[Record extracts — start]

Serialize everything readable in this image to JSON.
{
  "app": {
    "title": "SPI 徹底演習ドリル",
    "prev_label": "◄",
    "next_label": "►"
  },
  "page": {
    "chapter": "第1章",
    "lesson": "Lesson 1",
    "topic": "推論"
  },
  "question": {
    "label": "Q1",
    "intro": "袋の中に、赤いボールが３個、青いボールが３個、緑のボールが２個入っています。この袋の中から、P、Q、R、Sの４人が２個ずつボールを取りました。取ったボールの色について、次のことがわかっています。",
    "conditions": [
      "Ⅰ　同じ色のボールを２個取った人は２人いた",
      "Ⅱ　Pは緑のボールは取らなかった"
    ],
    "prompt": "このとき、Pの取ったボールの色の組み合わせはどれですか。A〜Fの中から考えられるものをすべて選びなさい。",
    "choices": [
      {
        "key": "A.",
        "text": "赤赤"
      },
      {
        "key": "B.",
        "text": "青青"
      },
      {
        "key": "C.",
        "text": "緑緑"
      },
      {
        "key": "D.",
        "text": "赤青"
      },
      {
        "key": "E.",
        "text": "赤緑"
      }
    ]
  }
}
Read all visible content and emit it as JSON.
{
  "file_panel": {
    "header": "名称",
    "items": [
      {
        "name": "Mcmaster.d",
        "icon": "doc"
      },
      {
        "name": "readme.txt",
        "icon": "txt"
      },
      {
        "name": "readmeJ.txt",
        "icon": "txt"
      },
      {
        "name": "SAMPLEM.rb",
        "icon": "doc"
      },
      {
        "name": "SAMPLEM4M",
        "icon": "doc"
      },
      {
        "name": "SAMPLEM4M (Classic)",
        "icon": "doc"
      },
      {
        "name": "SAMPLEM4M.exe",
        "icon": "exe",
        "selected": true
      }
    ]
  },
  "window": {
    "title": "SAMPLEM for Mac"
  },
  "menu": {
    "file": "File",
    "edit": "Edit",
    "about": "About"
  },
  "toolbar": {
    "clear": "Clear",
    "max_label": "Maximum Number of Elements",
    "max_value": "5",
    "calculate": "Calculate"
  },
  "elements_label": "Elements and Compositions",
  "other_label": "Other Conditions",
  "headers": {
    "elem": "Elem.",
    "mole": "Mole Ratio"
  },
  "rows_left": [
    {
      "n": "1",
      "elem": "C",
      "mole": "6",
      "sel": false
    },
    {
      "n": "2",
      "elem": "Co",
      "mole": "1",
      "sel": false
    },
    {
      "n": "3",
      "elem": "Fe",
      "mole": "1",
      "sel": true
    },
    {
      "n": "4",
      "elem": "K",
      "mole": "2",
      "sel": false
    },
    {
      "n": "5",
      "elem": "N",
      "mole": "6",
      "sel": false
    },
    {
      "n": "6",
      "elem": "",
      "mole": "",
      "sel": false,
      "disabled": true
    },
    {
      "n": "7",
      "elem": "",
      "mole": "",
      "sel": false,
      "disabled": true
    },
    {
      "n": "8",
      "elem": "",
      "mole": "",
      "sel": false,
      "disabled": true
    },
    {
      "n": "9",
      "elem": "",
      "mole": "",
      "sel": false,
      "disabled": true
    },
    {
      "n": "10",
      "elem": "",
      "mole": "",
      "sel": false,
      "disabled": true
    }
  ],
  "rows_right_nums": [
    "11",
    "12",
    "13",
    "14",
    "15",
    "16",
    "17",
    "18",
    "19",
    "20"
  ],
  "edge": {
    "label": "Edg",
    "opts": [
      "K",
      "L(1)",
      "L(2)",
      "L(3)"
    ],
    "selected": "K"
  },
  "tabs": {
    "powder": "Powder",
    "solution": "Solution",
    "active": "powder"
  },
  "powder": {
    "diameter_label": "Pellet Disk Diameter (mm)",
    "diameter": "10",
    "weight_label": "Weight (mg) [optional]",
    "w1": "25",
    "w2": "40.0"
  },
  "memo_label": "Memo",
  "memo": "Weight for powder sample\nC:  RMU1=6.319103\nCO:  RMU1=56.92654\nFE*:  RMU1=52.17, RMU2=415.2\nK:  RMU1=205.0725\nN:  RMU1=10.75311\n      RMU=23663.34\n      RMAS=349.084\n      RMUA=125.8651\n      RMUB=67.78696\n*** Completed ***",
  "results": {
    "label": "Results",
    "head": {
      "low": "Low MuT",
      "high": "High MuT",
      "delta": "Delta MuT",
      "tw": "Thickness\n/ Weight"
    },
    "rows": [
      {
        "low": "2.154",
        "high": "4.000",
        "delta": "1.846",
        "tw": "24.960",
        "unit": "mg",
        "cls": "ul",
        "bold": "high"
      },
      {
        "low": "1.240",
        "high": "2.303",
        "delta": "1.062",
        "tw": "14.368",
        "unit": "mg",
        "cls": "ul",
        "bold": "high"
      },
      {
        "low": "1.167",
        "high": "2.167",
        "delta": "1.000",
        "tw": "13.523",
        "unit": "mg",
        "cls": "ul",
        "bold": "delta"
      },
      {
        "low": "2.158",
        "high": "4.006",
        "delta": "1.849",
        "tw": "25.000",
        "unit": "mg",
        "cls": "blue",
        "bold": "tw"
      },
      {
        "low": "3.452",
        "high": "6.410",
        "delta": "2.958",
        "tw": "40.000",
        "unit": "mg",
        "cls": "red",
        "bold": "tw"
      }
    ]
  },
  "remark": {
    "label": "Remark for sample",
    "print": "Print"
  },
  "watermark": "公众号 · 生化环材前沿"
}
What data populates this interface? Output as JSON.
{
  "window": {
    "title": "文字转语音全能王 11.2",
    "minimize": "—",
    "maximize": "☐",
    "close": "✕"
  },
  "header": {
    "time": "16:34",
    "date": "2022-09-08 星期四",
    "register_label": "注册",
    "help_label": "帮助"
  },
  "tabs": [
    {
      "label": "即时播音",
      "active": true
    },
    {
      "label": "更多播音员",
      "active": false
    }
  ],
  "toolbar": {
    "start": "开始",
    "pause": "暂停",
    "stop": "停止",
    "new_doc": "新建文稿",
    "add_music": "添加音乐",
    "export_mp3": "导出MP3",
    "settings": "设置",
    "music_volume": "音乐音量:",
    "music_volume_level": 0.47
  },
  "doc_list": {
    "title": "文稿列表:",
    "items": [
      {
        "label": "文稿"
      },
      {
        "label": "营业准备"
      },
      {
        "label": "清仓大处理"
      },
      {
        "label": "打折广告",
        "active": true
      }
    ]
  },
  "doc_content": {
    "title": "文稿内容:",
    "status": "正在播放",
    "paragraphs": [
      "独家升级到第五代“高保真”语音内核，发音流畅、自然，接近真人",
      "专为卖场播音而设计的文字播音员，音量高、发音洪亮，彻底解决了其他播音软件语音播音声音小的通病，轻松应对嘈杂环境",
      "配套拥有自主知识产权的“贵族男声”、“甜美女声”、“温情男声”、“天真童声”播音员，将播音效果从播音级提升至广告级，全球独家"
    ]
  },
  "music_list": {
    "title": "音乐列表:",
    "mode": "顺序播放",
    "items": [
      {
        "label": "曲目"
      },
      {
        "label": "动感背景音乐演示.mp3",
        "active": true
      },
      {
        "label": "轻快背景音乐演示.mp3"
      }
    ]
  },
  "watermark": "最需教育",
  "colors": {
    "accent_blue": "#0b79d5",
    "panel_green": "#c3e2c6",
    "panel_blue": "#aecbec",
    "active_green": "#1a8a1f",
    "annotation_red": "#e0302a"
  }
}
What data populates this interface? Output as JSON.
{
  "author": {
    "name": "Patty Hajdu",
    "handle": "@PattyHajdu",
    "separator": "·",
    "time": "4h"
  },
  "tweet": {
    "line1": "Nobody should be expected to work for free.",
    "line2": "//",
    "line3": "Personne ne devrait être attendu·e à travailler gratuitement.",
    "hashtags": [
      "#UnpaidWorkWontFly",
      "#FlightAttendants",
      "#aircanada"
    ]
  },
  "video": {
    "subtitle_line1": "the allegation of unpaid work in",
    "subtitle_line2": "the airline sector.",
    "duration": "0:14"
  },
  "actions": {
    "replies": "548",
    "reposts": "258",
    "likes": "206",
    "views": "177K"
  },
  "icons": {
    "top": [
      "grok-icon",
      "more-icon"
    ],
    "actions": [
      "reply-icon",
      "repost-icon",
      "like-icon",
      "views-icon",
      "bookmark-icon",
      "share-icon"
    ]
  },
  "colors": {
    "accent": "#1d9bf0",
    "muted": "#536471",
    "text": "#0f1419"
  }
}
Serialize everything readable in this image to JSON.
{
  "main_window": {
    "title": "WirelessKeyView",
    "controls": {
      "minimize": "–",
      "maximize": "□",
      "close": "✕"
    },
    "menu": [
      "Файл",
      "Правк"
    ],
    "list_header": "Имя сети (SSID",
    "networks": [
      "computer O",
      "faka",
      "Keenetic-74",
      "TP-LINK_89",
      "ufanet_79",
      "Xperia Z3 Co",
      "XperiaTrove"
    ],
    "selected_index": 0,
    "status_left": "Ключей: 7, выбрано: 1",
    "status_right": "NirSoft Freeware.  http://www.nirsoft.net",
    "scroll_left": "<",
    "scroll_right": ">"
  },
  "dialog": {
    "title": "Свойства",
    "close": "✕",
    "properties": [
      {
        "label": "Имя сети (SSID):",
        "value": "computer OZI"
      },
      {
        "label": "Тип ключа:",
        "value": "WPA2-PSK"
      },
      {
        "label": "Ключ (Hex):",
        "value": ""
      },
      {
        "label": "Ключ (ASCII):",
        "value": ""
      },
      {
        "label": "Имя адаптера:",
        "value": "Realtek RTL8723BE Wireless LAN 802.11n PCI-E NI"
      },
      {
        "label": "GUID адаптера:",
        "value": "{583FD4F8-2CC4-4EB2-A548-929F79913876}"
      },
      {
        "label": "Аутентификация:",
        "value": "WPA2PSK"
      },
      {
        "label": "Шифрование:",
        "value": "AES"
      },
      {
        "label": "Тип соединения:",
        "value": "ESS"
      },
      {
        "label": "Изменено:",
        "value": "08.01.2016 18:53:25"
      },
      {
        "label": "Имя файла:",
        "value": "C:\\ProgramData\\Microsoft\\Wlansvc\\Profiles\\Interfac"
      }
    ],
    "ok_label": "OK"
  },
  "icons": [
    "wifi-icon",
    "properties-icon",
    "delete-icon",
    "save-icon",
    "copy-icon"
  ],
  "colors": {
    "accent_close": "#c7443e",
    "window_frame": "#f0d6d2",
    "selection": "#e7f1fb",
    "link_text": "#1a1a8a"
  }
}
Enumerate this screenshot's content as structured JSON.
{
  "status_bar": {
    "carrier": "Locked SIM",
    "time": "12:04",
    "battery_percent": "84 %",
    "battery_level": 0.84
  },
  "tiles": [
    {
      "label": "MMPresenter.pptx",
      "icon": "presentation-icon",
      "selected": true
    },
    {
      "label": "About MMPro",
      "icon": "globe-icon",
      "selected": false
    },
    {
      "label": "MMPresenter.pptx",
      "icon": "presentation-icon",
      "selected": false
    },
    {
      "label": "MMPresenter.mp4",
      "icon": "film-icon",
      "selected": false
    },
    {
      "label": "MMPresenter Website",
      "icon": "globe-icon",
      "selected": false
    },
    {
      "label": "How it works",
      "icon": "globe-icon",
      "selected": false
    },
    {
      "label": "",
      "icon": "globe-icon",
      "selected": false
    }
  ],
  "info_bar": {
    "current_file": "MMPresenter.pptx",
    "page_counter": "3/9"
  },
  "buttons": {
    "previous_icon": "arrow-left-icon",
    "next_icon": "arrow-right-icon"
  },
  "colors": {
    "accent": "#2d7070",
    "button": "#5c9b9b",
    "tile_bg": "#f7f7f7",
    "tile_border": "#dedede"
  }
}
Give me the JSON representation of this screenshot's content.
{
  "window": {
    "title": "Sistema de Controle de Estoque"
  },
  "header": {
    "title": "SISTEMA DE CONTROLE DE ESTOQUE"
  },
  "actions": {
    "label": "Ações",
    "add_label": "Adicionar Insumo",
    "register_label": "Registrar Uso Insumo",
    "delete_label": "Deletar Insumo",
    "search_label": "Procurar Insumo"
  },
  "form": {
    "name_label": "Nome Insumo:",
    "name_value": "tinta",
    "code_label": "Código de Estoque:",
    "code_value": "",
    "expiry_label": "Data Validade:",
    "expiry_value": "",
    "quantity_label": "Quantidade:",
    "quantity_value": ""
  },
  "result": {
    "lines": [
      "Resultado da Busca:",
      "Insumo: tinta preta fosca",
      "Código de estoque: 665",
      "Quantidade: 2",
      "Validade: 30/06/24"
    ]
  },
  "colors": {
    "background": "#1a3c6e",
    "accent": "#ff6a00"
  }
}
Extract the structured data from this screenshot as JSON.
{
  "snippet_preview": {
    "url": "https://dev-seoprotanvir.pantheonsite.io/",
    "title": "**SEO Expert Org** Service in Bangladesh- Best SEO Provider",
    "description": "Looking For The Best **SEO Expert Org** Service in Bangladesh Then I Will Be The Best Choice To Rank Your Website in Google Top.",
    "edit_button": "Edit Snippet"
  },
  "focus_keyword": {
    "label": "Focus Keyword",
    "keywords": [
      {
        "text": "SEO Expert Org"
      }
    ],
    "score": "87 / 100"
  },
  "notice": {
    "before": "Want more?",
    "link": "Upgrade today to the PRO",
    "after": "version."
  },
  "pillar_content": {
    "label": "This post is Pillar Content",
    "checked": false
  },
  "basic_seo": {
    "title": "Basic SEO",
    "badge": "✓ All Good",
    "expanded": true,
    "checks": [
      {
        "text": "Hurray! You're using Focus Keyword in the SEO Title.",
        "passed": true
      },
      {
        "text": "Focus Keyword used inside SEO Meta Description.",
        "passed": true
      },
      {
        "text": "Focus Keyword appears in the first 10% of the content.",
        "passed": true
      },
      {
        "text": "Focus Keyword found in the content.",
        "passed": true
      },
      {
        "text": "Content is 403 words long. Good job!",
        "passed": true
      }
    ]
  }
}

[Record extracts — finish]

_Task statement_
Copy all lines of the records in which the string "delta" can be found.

_Answer to this problem_
      "delta": "Delta MuT",
        "delta": "1.846",
        "delta": "1.062",
        "delta": "1.000",
        "bold": "delta"
        "delta": "1.849",
        "delta": "2.958",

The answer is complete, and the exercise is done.